This can increase network performance and move data 300% faster. It is all in the use of machine horse power to better prepare data for transport across the network.

The translation layer automatically translates between data types. Data requests are made via their context which is a universal view of the data.

For example: You could define this view using any kind of data structure, you could even make up your own kind of data types. The system relates the semantics of data typing to a brand and implementation of a specific database system. Known translation are automatically applied while the data is in route.

In some ways yes, naturalized data can conform contextually, but, a context can ignore the boundaries of tables and schema and even of database implementations.

For example: A context can treat some columns from table A and some other columns from table B as a single virtual table.

Any database management system with a Java driver is compatible. This includes the new more application specific database engines.

The current release is focused on universal database access. We intend to add support for non-structured data as that part of the system continues development.

It is surprisingly fast, a complex database implementation with 50 tables averaging 30 columns each can be set up in as little as 6 minutes.

Training on high-level implementation takes between 10 and 20 minutes. Training on lower level aspects takes between 50 minutes to 2 hours.

There is no requirement to maintain at the code level. System adjustments are made via a high level GUI (the same one that does the original high level implementation).

No, there are only two classes required for all data interactions. In fact, you can use databases by simply referencing the context and the server will automatically generate the SQL. Although you can still use traditional SQL against any of the unified databases.

To use our client-side API, yes, the API (and the system) are in Java. You can use any language using a message formatting technique.

No, in fact the unified method uses far less bulk then modern methods, and only a fraction of the data transportation overhead.

All of the experts agree that governance is the key to a successful SOA. But there is a catch 22 in this concept. The experience and knowledge to implement effective control over the technology is needed before you start.

The reality is that it is a process that does evolve.

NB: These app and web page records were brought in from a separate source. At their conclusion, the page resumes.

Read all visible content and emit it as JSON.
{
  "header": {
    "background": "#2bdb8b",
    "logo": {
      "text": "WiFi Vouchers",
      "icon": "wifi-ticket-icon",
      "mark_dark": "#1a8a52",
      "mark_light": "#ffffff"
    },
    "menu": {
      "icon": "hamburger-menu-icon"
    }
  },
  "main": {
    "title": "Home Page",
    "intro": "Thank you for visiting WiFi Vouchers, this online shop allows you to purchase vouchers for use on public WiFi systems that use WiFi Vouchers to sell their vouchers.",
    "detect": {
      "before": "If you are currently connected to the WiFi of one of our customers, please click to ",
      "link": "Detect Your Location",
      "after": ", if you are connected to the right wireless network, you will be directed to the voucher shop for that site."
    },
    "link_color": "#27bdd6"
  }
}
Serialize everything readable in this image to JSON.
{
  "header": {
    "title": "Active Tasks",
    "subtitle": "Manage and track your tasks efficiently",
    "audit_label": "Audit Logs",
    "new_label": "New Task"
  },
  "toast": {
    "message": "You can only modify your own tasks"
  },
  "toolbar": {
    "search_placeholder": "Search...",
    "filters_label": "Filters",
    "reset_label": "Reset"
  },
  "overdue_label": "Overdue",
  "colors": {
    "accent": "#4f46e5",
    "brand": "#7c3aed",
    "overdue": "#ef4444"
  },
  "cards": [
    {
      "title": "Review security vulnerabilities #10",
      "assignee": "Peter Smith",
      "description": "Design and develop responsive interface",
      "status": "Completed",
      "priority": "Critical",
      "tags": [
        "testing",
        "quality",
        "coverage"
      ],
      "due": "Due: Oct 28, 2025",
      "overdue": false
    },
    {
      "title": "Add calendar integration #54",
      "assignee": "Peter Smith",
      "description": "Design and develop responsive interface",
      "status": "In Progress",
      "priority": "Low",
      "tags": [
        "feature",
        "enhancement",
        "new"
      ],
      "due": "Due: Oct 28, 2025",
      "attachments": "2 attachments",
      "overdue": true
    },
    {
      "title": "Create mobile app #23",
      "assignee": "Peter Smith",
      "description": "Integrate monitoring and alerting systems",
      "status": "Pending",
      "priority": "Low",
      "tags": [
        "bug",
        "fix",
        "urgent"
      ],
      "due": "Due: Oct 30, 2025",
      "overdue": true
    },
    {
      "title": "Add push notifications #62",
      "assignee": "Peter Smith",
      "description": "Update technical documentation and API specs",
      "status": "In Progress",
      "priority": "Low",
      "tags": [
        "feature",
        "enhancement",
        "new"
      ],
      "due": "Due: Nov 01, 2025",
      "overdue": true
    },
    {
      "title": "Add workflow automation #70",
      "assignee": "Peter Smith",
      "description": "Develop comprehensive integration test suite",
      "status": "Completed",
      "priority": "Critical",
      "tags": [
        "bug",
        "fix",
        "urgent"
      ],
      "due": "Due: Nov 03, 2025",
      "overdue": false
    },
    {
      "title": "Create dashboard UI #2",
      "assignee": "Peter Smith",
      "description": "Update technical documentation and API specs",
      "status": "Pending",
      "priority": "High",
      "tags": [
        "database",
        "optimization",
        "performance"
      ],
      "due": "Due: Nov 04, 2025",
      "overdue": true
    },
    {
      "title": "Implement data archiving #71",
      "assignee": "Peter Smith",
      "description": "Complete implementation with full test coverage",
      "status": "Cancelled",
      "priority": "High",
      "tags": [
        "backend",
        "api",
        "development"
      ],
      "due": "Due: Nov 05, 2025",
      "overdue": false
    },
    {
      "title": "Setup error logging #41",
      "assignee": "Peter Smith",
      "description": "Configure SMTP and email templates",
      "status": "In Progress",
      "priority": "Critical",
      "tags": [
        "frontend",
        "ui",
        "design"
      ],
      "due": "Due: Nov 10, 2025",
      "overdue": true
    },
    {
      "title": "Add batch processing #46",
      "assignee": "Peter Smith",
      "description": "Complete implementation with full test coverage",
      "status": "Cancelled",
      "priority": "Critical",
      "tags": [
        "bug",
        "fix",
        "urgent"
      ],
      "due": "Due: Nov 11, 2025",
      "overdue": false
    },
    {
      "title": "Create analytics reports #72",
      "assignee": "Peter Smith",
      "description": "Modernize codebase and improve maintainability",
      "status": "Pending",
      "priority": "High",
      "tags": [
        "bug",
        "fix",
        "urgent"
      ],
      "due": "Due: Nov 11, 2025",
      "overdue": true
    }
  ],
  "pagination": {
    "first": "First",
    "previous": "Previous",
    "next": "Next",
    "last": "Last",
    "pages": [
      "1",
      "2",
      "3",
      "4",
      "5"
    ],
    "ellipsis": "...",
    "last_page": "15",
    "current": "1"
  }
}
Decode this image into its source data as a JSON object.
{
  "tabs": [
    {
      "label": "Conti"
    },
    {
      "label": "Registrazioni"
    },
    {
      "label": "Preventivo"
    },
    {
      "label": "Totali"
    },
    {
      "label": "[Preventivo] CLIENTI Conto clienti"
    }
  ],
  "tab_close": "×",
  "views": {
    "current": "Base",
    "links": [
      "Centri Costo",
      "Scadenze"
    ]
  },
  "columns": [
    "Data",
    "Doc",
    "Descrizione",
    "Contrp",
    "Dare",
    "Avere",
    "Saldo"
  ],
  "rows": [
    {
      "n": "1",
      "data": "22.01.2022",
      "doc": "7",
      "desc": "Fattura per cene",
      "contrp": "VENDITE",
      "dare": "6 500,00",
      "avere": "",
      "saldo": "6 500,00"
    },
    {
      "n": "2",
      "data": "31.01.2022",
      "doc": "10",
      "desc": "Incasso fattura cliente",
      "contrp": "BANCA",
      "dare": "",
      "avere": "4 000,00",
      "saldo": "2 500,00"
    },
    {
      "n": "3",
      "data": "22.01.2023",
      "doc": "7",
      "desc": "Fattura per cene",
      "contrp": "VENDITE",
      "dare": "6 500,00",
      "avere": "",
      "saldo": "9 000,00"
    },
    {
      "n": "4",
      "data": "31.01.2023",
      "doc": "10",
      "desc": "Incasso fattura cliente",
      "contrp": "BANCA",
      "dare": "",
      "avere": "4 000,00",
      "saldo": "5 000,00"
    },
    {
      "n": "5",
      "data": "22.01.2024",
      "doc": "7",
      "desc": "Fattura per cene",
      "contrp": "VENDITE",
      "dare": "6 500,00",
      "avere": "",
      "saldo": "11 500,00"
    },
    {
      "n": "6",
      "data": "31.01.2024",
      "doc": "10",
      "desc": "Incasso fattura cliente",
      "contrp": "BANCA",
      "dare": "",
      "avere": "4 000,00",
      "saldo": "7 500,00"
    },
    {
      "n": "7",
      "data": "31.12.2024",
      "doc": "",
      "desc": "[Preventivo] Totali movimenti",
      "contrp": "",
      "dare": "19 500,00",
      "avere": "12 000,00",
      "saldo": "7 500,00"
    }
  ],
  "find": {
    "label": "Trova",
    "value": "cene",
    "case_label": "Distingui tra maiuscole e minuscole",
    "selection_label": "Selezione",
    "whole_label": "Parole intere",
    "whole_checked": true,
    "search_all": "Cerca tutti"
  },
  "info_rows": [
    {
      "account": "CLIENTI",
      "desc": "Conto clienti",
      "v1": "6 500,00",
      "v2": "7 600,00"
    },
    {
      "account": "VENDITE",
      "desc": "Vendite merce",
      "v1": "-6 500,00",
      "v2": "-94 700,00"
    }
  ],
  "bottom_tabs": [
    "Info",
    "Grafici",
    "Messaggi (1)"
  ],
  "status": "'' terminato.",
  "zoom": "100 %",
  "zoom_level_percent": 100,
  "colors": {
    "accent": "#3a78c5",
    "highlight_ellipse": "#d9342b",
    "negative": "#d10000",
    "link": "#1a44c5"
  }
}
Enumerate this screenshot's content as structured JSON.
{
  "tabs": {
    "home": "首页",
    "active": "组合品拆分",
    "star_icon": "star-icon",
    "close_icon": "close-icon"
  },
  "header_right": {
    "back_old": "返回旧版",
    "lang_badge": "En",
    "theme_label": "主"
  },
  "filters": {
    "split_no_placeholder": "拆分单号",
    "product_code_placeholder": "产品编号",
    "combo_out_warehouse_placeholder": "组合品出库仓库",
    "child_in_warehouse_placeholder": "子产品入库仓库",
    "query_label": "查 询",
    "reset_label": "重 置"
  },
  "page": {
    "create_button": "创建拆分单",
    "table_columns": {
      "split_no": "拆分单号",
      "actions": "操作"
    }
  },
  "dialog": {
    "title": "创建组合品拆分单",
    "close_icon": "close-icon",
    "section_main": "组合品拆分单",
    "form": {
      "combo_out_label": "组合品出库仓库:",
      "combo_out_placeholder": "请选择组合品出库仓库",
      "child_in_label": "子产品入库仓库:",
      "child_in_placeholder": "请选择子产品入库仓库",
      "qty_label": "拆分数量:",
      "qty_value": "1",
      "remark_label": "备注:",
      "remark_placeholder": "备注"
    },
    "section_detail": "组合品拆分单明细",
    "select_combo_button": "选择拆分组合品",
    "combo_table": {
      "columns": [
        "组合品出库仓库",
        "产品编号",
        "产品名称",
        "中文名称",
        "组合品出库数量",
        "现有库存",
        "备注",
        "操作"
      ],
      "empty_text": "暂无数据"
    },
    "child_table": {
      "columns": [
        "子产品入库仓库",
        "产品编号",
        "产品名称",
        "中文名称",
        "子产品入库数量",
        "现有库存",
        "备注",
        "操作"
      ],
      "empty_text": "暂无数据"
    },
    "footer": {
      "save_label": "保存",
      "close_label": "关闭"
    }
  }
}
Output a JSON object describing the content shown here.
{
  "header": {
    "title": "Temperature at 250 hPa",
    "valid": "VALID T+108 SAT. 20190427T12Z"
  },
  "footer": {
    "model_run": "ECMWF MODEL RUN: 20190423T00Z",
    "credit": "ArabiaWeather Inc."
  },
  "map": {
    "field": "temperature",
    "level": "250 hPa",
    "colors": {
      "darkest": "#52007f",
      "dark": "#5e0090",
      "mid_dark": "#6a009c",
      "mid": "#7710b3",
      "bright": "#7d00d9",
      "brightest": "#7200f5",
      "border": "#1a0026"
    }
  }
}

One way to start is to have a working map of the data flow in the enterprise.

Implementing a smart enterprise service bus will address data integration and cause the by-product of a complete data map.

Your data can then be used on an enterprise scale and it becomes a valid foundation for SOA. Governance can then be established before the next step of dividing application components across the network.

Build a solid foundation for both the business management (governance) and technology.